MATERIAL SUPPLIED
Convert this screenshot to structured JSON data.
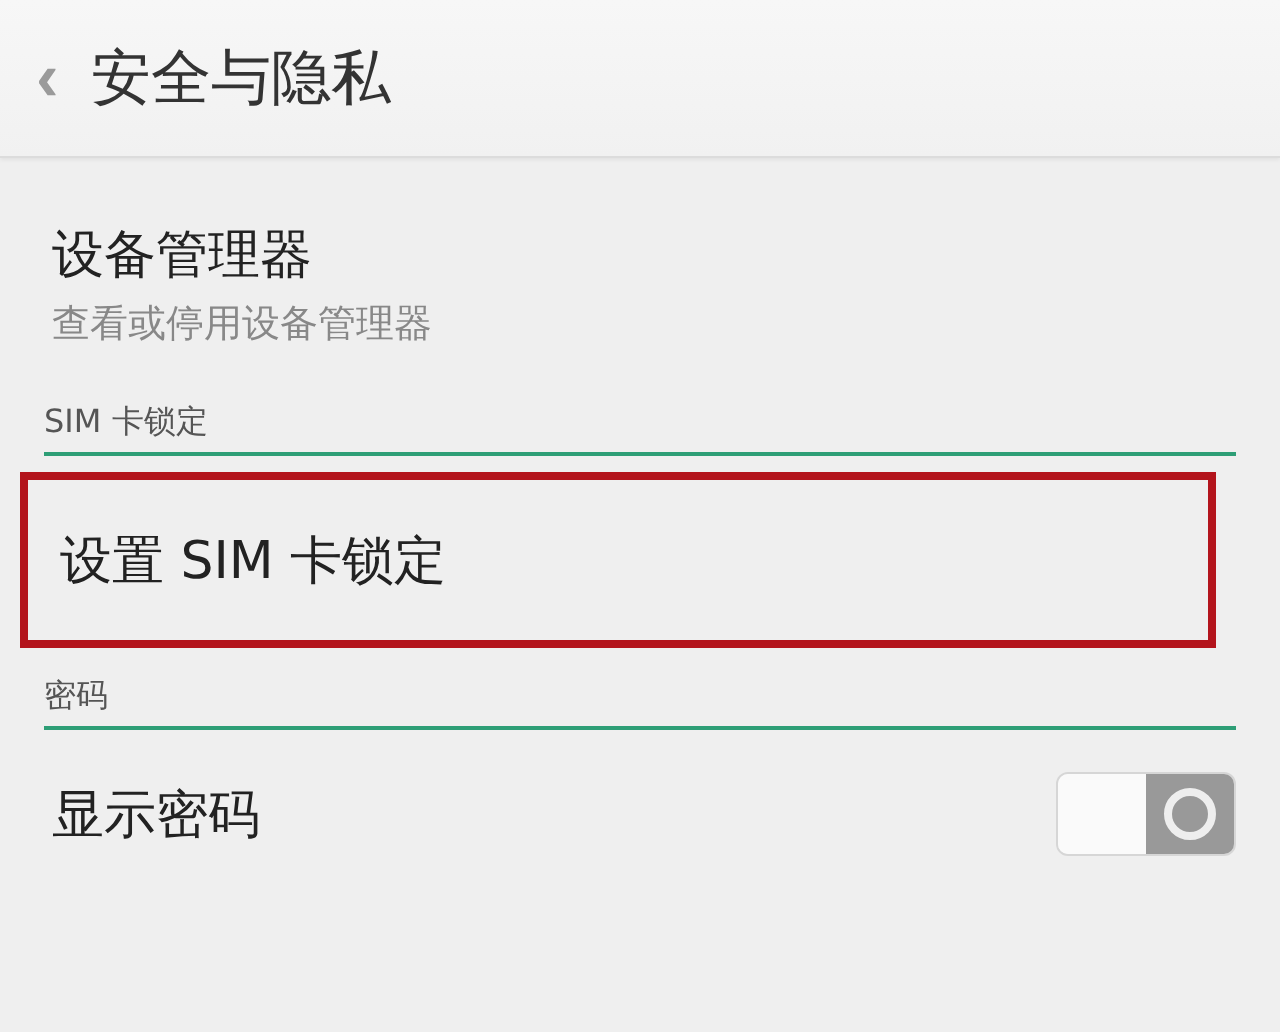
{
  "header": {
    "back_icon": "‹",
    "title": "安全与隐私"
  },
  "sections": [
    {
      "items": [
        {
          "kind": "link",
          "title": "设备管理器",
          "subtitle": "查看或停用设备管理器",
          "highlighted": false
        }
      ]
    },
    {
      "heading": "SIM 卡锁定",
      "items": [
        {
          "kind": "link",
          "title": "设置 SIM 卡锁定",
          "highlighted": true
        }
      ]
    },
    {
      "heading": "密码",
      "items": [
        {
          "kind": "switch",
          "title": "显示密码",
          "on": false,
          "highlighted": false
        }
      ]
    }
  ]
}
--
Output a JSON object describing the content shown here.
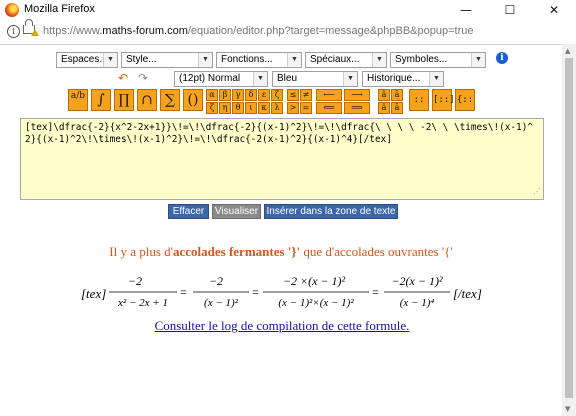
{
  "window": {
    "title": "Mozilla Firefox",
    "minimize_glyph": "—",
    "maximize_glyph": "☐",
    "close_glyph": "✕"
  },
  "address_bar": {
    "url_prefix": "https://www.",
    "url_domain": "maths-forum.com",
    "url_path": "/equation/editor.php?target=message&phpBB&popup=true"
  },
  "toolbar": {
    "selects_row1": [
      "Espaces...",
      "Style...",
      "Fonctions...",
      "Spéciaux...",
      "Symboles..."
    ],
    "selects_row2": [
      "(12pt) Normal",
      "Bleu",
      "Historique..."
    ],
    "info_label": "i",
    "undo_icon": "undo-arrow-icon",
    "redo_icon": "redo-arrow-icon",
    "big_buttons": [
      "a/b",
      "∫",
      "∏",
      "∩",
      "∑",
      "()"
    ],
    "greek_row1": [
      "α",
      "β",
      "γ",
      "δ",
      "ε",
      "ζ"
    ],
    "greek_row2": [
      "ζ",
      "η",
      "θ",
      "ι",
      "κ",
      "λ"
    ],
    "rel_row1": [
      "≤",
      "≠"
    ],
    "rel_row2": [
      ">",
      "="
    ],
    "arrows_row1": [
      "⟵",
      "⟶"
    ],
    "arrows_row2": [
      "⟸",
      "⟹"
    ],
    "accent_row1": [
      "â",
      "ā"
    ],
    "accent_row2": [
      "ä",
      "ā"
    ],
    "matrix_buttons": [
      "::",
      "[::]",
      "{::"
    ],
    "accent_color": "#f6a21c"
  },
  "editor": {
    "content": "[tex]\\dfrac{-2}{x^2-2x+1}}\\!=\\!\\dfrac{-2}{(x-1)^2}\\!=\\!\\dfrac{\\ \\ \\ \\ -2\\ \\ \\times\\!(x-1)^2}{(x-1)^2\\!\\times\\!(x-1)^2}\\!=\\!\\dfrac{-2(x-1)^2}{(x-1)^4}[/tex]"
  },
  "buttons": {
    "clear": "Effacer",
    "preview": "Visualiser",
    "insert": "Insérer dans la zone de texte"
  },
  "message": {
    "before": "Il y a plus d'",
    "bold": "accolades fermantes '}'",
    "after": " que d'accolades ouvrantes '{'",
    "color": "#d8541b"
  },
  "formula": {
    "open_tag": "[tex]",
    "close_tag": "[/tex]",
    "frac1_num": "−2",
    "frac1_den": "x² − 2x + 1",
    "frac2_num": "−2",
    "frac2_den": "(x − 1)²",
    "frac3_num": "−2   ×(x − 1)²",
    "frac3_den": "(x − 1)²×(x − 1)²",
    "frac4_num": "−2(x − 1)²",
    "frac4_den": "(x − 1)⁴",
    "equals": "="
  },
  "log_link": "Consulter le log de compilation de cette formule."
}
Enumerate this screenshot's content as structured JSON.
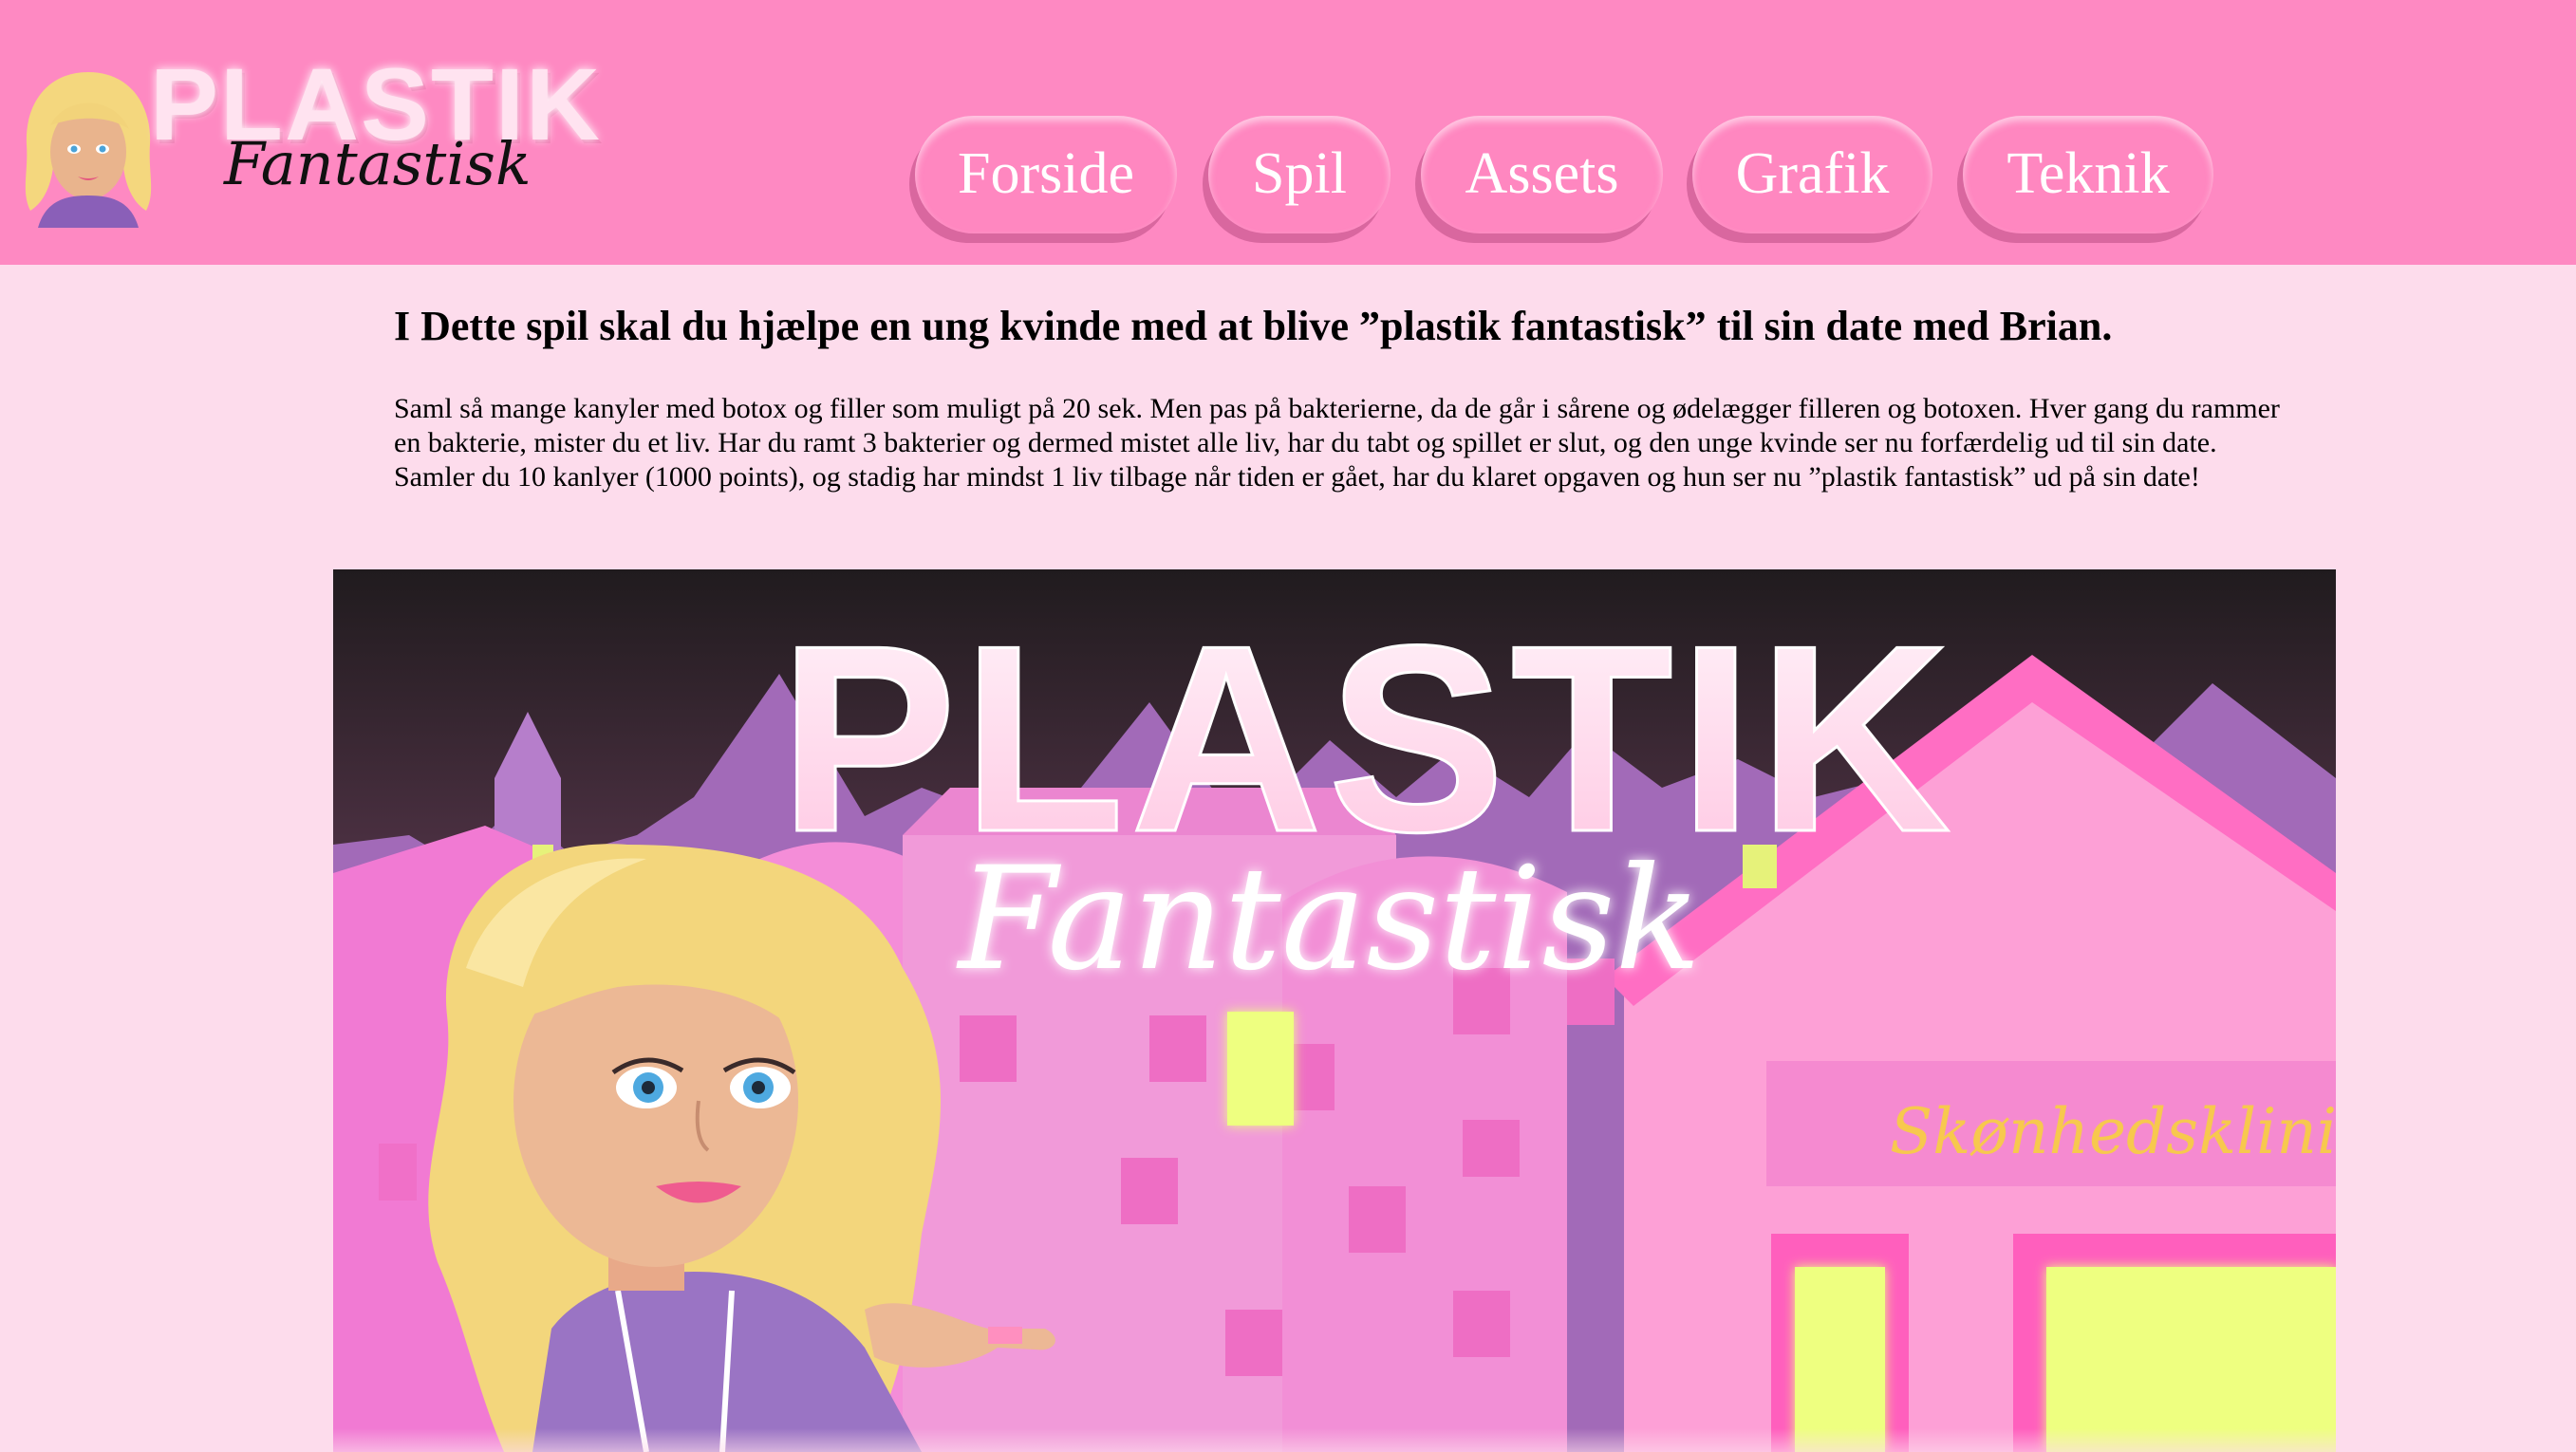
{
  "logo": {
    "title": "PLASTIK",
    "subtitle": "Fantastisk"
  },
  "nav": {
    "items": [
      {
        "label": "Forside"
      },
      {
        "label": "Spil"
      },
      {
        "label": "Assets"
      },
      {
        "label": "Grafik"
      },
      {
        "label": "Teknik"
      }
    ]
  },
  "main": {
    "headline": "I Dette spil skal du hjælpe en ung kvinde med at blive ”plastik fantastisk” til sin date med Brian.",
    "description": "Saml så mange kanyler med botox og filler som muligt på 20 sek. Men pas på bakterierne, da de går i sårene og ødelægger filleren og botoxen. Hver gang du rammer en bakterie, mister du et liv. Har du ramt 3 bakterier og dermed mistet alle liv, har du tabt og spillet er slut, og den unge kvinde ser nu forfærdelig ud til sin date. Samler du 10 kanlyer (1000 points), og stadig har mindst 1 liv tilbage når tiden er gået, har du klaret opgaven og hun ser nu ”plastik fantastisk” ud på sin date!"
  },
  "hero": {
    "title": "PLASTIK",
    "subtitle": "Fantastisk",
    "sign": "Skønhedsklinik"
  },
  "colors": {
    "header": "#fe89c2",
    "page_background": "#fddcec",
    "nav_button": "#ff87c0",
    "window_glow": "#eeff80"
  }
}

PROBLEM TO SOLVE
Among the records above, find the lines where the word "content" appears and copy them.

RESULT BELOW
Output a JSON object describing the content shown here.
    "content": "[tex]\\dfrac{-2}{x^2-2x+1}}\\!=\\!\\dfrac{-2}{(x-1)^2}\\!=\\!\\dfrac{\\ \\ \\ \\ -2\\ \\ \\times\\!(x-1)^2}{(x-1)^2\\!\\times\\!(x-1)^2}\\!=\\!\\dfrac{-2(x-1)^2}{(x-1)^4}[/tex]"
Enumerate this screenshot's content as structured JSON.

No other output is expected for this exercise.